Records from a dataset
-=-=-=-=-

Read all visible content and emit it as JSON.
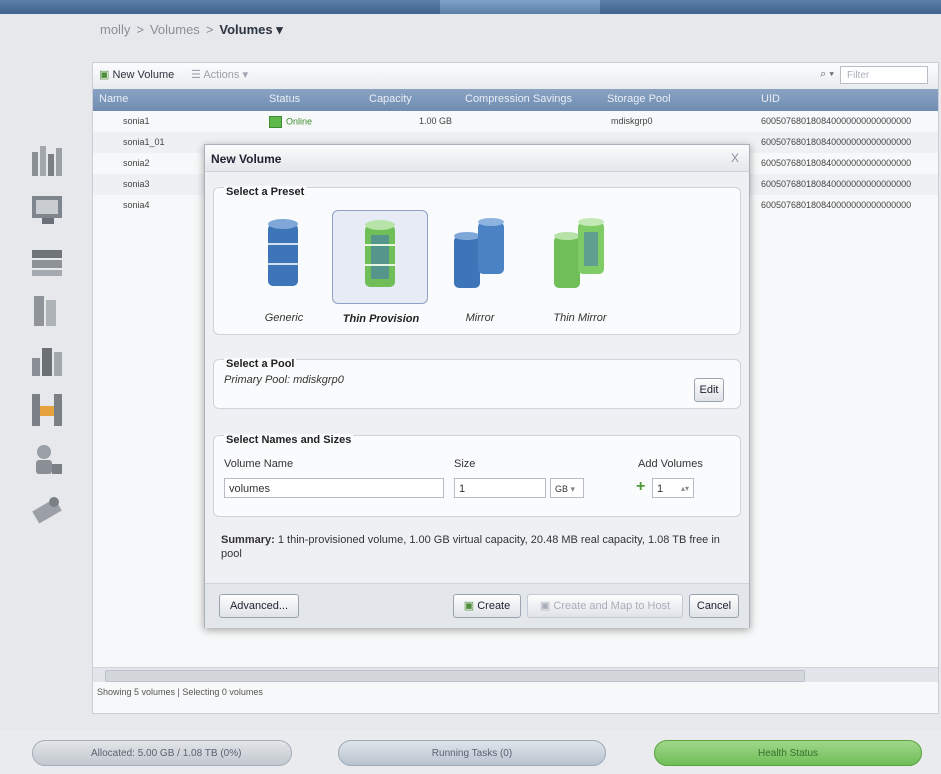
{
  "breadcrumb": {
    "root": "molly",
    "parent": "Volumes",
    "current": "Volumes ▾"
  },
  "toolbar": {
    "new_volume": "New Volume",
    "actions": "Actions ▾",
    "filter_placeholder": "Filter"
  },
  "table": {
    "headers": [
      "Name",
      "Status",
      "Capacity",
      "Compression Savings",
      "Storage Pool",
      "UID"
    ],
    "rows": [
      {
        "name": "sonia1",
        "status": "Online",
        "capacity": "1.00 GB",
        "pool": "mdiskgrp0",
        "uid": "600507680180840000000000000000"
      },
      {
        "name": "sonia1_01",
        "uid": "600507680180840000000000000000"
      },
      {
        "name": "sonia2",
        "uid": "600507680180840000000000000000"
      },
      {
        "name": "sonia3",
        "uid": "600507680180840000000000000000"
      },
      {
        "name": "sonia4",
        "uid": "600507680180840000000000000000"
      }
    ]
  },
  "status_line": "Showing 5 volumes | Selecting 0 volumes",
  "dock": {
    "allocated": "Allocated: 5.00 GB / 1.08 TB (0%)",
    "running_tasks": "Running Tasks (0)",
    "health_status": "Health Status"
  },
  "dialog": {
    "title": "New Volume",
    "close": "X",
    "preset_section": "Select a Preset",
    "presets": [
      {
        "label": "Generic",
        "selected": false,
        "color": "#3e74b8"
      },
      {
        "label": "Thin Provision",
        "selected": true,
        "color": "#6fbe57"
      },
      {
        "label": "Mirror",
        "selected": false,
        "color": "#3e74b8"
      },
      {
        "label": "Thin Mirror",
        "selected": false,
        "color": "#6fbe57"
      }
    ],
    "pool_section": "Select a Pool",
    "primary_pool": "Primary Pool: mdiskgrp0",
    "edit": "Edit",
    "names_section": "Select Names and Sizes",
    "volume_name_label": "Volume Name",
    "volume_name_value": "volumes",
    "size_label": "Size",
    "size_value": "1",
    "size_unit": "GB",
    "add_volumes_label": "Add Volumes",
    "add_volumes_value": "1",
    "summary_label": "Summary:",
    "summary_text": "1 thin-provisioned volume, 1.00 GB virtual capacity, 20.48 MB real capacity, 1.08 TB free in pool",
    "advanced": "Advanced...",
    "create": "Create",
    "create_map": "Create and Map to Host",
    "cancel": "Cancel"
  }
}
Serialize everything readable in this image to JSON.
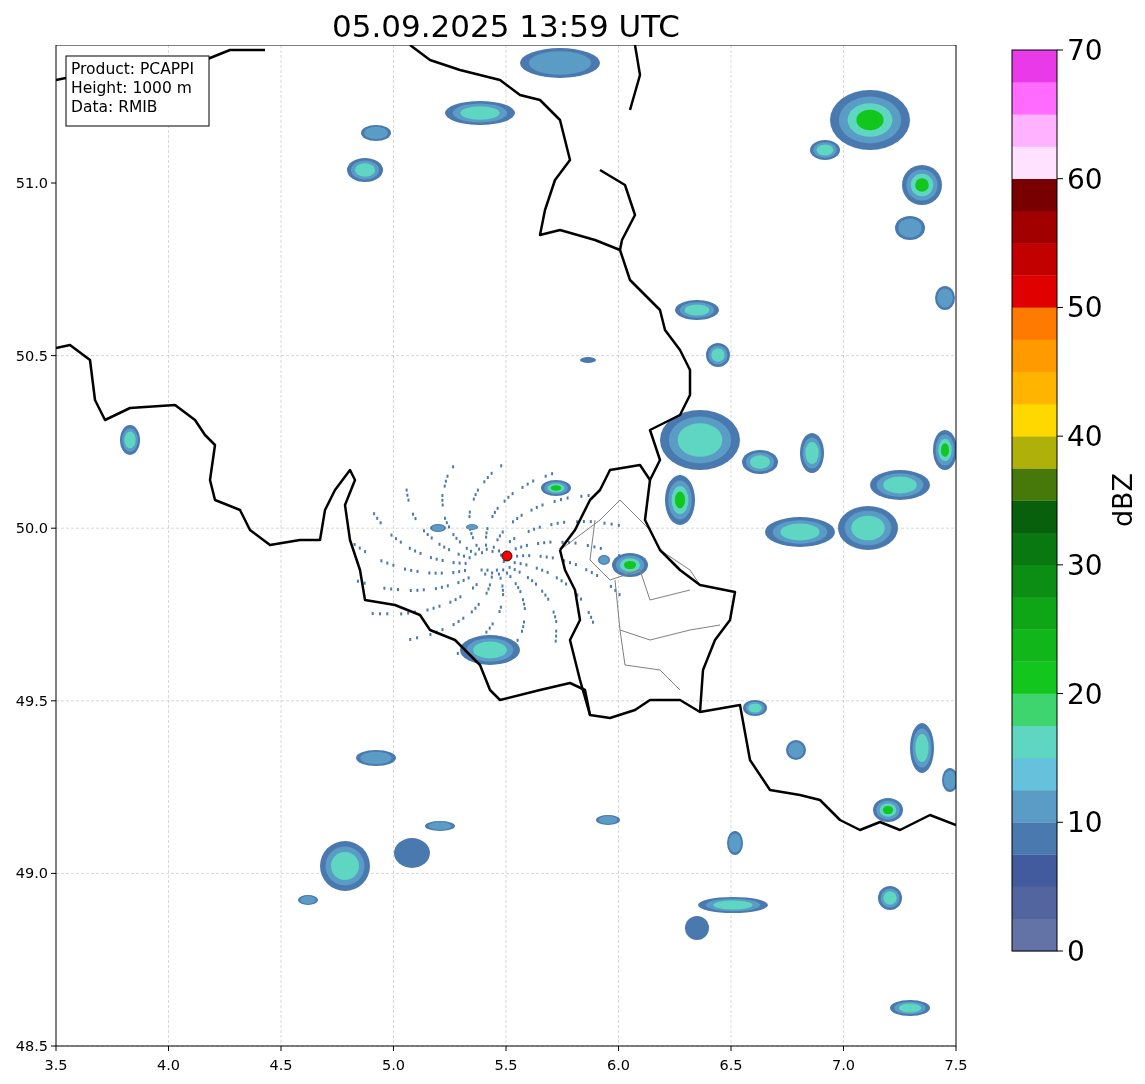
{
  "title": "05.09.2025 13:59 UTC",
  "map": {
    "info": [
      "Product: PCAPPI",
      "Height: 1000 m",
      "Data: RMIB"
    ],
    "xticks": [
      "3.5",
      "4.0",
      "4.5",
      "5.0",
      "5.5",
      "6.0",
      "6.5",
      "7.0",
      "7.5"
    ],
    "yticks": [
      "51.0",
      "50.5",
      "50.0",
      "49.5",
      "49.0",
      "48.5"
    ]
  },
  "colorbar": {
    "label": "dBZ",
    "ticks": [
      "70",
      "60",
      "50",
      "40",
      "30",
      "20",
      "10",
      "0"
    ],
    "bands": [
      {
        "color": "#6473a6"
      },
      {
        "color": "#53659f"
      },
      {
        "color": "#425b9f"
      },
      {
        "color": "#4a79b0"
      },
      {
        "color": "#5a9cc6"
      },
      {
        "color": "#66c2dc"
      },
      {
        "color": "#5ed6c2"
      },
      {
        "color": "#3ed56e"
      },
      {
        "color": "#12c61e"
      },
      {
        "color": "#10b61a"
      },
      {
        "color": "#0ea516"
      },
      {
        "color": "#0c8d14"
      },
      {
        "color": "#0a7811"
      },
      {
        "color": "#085f0c"
      },
      {
        "color": "#46780a"
      },
      {
        "color": "#b0b00a"
      },
      {
        "color": "#ffd800"
      },
      {
        "color": "#ffb400"
      },
      {
        "color": "#ff9a00"
      },
      {
        "color": "#ff7a00"
      },
      {
        "color": "#e00000"
      },
      {
        "color": "#c20000"
      },
      {
        "color": "#a00000"
      },
      {
        "color": "#780000"
      },
      {
        "color": "#ffe2ff"
      },
      {
        "color": "#ffb2ff"
      },
      {
        "color": "#ff6aff"
      },
      {
        "color": "#e83ae8"
      }
    ]
  }
}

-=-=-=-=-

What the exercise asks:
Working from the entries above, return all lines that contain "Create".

Task result:
    "create": "Create",
    "create_map": "Create and Map to Host",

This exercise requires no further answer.